Guilin’s karst topography not only extends to the spectacular pinnacles above ground but also under the surface of the earth. Below ground, Guilin also has a vast array of sinkholes, dolines (a depression, where the surface crust has collapsed), underground streams and rivers; as well as caves.
The low-hanging fruit for spelunkers (cave explorers) in Guilin are the popular “show caves” generally run by State-owned enterprises.
Each of these well-lit caverns has paved paths, gantries, guardrails, guides and facilities and are illuminated by multicolored light shows that highlight cave features.
However, karst caves in a tropical area like Guilin are susceptible to moisture and inside the cave is often quite wet and I can vouch from painful experience that it can be slippery under foot.
Fantastic parks and Ancient Graffiti
Dashing under umbrellas through some of the many parks fashioned from the green gold of Guilin’s karst hills we became captivated by their ancient graffiti — the thousands of inscriptions, poems, travelogues and epigraphs left by long-ago visitors expressing their wonder at the scenery. Some 22 of 43 stone inscriptions on aptly-named Elephant Trunk Hill are of Song dynasty provenance, along with 111 of the 213 from Guihua Tablets Forest, and 79 of 261 in Putao Mountain.
Four Lakes Three Rivers Tour
Guilin’s blingiest tourist attractions are the Two Rivers-Four Lakes, boat tour, which we experienced at night. The city is something of a Venice of the East, being built around a system of waterways. Our flotilla of tourist barges threaded the Li and Peach Blossom rivers and crossed four lakes, Mulong Hu, Gui Hu, Rong Hu, and Sha Hu which were formed more than one thousand years ago in the Song Dynasty.
Our Two Rivers- Four Lakes experience was embellished with vignettes of traditional Chinese culture: around Mulong Hu is clustered nouveau Song dynasty architecture. Our tour clearly tried to evoke the ambiance of ancient China leisure craft and as we drifted, floating platforms eerily lit up and troupes of performers in traditional costumes sprung to life to perform folk songs.
Guilin’s most impressive historical site is the Jinjiang Prince’s Palace, originally built between 1372 and 1392 as the official residence of a great nephew of the first Ming Dynasty emperor Zhu Yuanzhang. The palace is like a mini version of the Forbidden City in Beijing, with its instantly familiar oblong template and perimeter wall.

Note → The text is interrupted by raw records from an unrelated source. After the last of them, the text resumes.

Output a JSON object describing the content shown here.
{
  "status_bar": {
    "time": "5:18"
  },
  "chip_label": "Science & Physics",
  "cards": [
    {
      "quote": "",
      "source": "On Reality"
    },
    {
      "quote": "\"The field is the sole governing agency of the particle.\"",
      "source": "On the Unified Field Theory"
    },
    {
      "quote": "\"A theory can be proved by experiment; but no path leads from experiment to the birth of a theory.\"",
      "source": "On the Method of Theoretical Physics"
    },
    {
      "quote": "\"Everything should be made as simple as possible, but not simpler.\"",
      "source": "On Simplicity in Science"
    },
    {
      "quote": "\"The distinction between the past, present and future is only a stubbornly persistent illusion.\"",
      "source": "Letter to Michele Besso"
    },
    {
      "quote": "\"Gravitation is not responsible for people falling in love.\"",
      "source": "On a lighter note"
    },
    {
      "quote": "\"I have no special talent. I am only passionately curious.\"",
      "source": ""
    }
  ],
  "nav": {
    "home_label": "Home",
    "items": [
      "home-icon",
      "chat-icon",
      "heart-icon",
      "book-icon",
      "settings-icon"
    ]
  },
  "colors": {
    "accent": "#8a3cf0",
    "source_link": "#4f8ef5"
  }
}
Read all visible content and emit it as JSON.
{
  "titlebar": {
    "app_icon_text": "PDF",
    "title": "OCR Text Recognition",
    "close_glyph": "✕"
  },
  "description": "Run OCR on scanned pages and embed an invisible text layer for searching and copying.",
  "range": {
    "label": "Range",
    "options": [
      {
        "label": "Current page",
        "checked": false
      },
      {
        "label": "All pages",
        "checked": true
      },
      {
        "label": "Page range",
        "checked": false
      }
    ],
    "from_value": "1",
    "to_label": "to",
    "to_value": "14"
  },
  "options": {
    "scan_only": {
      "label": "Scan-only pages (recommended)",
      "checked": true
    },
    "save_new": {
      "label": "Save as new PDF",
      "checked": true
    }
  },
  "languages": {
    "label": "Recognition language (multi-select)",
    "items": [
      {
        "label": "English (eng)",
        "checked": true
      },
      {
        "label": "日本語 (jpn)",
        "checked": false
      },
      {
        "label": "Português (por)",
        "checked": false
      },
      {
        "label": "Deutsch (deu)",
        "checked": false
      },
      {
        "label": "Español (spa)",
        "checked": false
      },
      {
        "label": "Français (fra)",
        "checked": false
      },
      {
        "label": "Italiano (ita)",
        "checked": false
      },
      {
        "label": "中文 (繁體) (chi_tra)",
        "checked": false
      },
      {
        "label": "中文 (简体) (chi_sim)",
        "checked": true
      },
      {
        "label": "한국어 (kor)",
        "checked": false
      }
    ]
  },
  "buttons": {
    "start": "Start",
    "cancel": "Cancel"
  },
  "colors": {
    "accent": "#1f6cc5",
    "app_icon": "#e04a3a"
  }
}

Fourteen Ming kings from 12 generations would come to live here and the little-known palace offered us a uniquely intimate insight into court life in imperial China. Most evocative was the nearby Guangxi Examination Cultural Exhibition Hall where wannabee officials once came from all over southwest China to meet their fate in the notoriously grueling civil service examinations.
We were encouraged to sit in one of the dank tiny rooms where scholars and put our Chinese skills to the test, before emerging to be presented with an ill-deserved certificate.

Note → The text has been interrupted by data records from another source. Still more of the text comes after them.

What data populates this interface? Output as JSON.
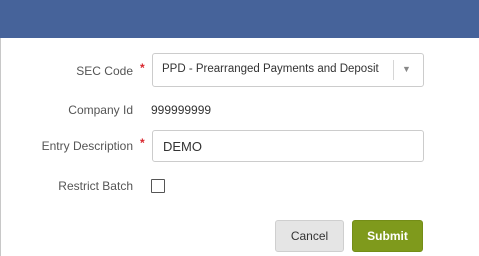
{
  "form": {
    "sec_code": {
      "label": "SEC Code",
      "selected": "PPD - Prearranged Payments and Deposit",
      "required_mark": "*"
    },
    "company_id": {
      "label": "Company Id",
      "value": "999999999"
    },
    "entry_description": {
      "label": "Entry Description",
      "value": "DEMO",
      "required_mark": "*"
    },
    "restrict_batch": {
      "label": "Restrict Batch",
      "checked": false
    }
  },
  "actions": {
    "cancel_label": "Cancel",
    "submit_label": "Submit"
  },
  "colors": {
    "header": "#46639a",
    "submit": "#7f9a1c",
    "required": "#d9272e"
  },
  "icons": {
    "select_arrow": "chevron-down-icon"
  }
}
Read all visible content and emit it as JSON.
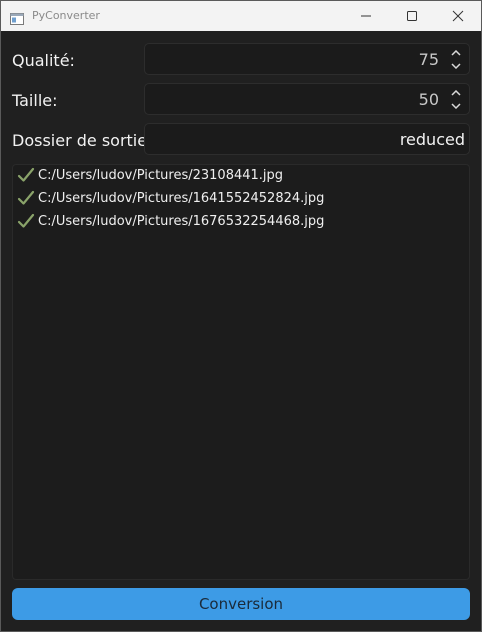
{
  "window": {
    "title": "PyConverter"
  },
  "form": {
    "quality_label": "Qualité:",
    "quality_value": "75",
    "size_label": "Taille:",
    "size_value": "50",
    "output_label": "Dossier de sortie:",
    "output_value": "reduced"
  },
  "files": [
    {
      "status_icon": "check-icon",
      "path": "C:/Users/ludov/Pictures/23108441.jpg"
    },
    {
      "status_icon": "check-icon",
      "path": "C:/Users/ludov/Pictures/1641552452824.jpg"
    },
    {
      "status_icon": "check-icon",
      "path": "C:/Users/ludov/Pictures/1676532254468.jpg"
    }
  ],
  "actions": {
    "convert_label": "Conversion"
  },
  "colors": {
    "accent": "#3d9be6",
    "check": "#8aa36a",
    "background": "#202020"
  }
}
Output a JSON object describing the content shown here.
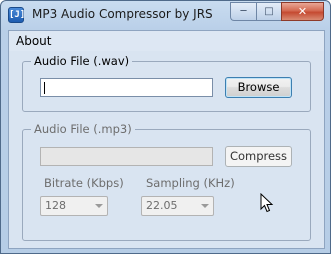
{
  "window": {
    "title": "MP3 Audio Compressor by JRS",
    "app_icon_glyph": "[J]",
    "icon": "app-icon",
    "caption": {
      "minimize": "minimize-icon",
      "maximize": "maximize-icon",
      "close": "close-icon"
    }
  },
  "menu": {
    "items": [
      "About"
    ]
  },
  "wav_group": {
    "title": "Audio File (.wav)",
    "input_value": "",
    "browse_label": "Browse"
  },
  "mp3_group": {
    "title": "Audio File (.mp3)",
    "input_value": "",
    "compress_label": "Compress",
    "bitrate_label": "Bitrate (Kbps)",
    "bitrate_value": "128",
    "sampling_label": "Sampling (KHz)",
    "sampling_value": "22.05"
  },
  "colors": {
    "window_frame": "#b6cde6",
    "client_bg": "#d9e4f1",
    "close_button": "#c54a31",
    "disabled_text": "#6d6d6d"
  }
}
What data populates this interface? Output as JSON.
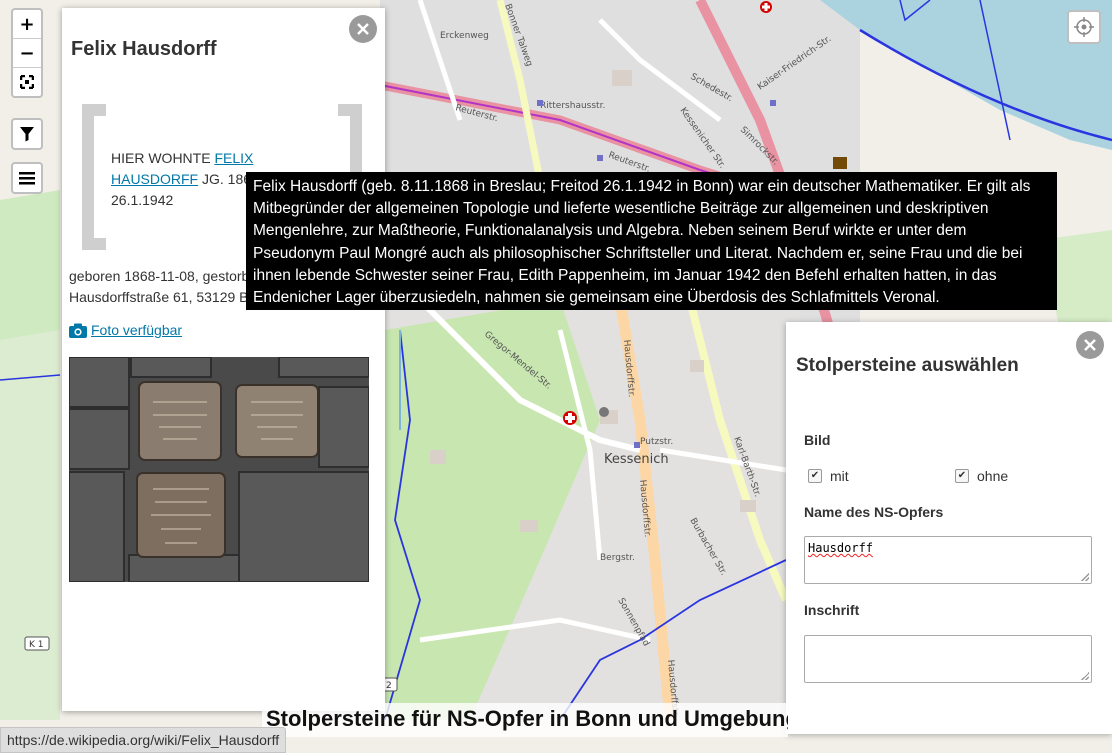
{
  "map": {
    "place_label": "Kessenich",
    "street_labels": [
      "Reuterstr.",
      "Reuterstr.",
      "Hausdorffstr.",
      "Hausdorffstr.",
      "Hausdorffstr.",
      "Putzstr.",
      "Kaiser-Friedrich-Str.",
      "Bonner Talweg",
      "Gregor-Mendel-Str.",
      "Karl-Barth-Str.",
      "Sonnenpfad",
      "Bergstr.",
      "Rittershausstr.",
      "Simrockstr.",
      "Burbacher Str.",
      "Erckenweg",
      "Schedestr.",
      "Kessenicher Str."
    ],
    "road_ref": "K 1",
    "road_ref_small": "2"
  },
  "controls": {
    "zoom_in": "+",
    "zoom_out": "−"
  },
  "person_popup": {
    "name": "Felix Hausdorff",
    "inscription_prefix": "HIER WOHNTE",
    "inscription_link": "FELIX HAUSDORFF",
    "inscription_suffix": "JG. 1868",
    "inscription_date": "26.1.1942",
    "birth_info_line1": "geboren 1868-11-08, gestorben 1942-01-26",
    "birth_info_line2": "Hausdorffstraße 61, 53129 Bonn",
    "photo_link": "Foto verfügbar"
  },
  "tooltip": {
    "text": "Felix Hausdorff (geb. 8.11.1868 in Breslau; Freitod 26.1.1942 in Bonn) war ein deutscher Mathematiker. Er gilt als Mitbegründer der allgemeinen Topologie und lieferte wesentliche Beiträge zur allgemeinen und deskriptiven Mengenlehre, zur Maßtheorie, Funktionalanalysis und Algebra. Neben seinem Beruf wirkte er unter dem Pseudonym Paul Mongré auch als philosophischer Schriftsteller und Literat. Nachdem er, seine Frau und die bei ihnen lebende Schwester seiner Frau, Edith Pappenheim, im Januar 1942 den Befehl erhalten hatten, in das Endenicher Lager überzusiedeln, nahmen sie gemeinsam eine Überdosis des Schlafmittels Veronal."
  },
  "filter_panel": {
    "title": "Stolpersteine auswählen",
    "bild_label": "Bild",
    "mit_label": "mit",
    "ohne_label": "ohne",
    "mit_checked": true,
    "ohne_checked": true,
    "name_label": "Name des NS-Opfers",
    "name_value": "Hausdorff",
    "inschrift_label": "Inschrift",
    "inschrift_value": ""
  },
  "map_title": "Stolpersteine für NS-Opfer in Bonn und Umgebung",
  "status_url": "https://de.wikipedia.org/wiki/Felix_Hausdorff"
}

Guilin Rice Noodles
While it is typical of towns across China and East Asia to serve versions of a similar rice noodles dish, Guilin Rice Noodles are truly authentic.
Made from locally grown rice that is pressed and molded into noodles, it has a delicious vermicelli style texture – typically each restaurant offers their own special gravy and it is up to the client to add in their choice of spices, chives, chili peppers, and other bits from a selection of pots around the restaurant.

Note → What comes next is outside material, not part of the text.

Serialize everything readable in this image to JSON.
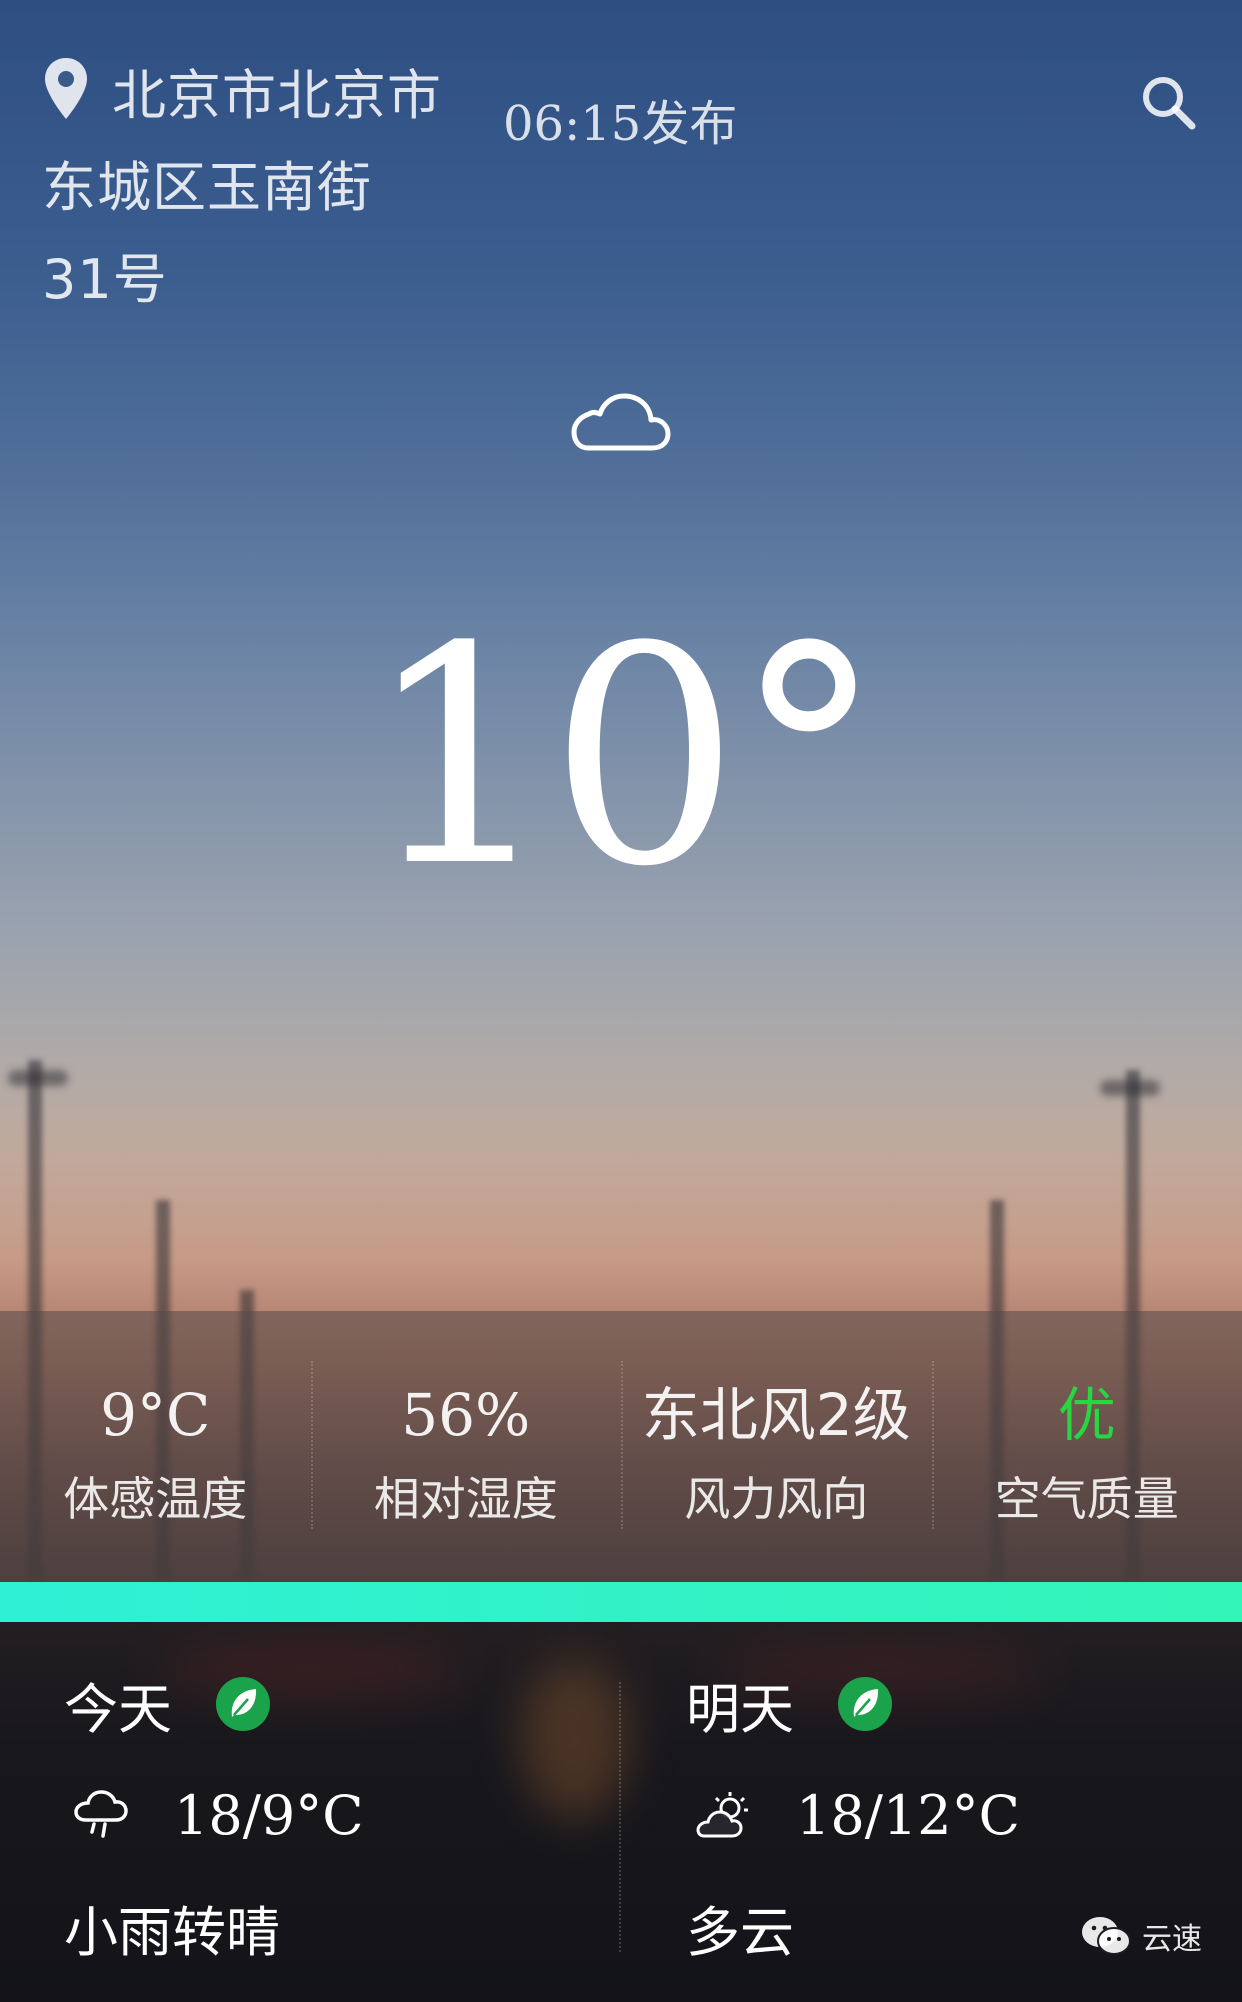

There are numerous places to try this staple, but our undisputed favorite was the original Guilin Rice Noodle Bar in the heart of the touristy Zhengyang Pedestrian Street. Not only did they offer a staggering range of noodles but we also appreciated their home-brewed black beer. Delicious!
Harvey Thomlinson is a Hong Kong-based writer and publisher of . “Must-read guides for history and travel buffs.” Time Out. Harvey has translated Chinese novelists like Murong Xuecun while his own fiction has appeared in journals like Experimental Writing and Tears on the Fence.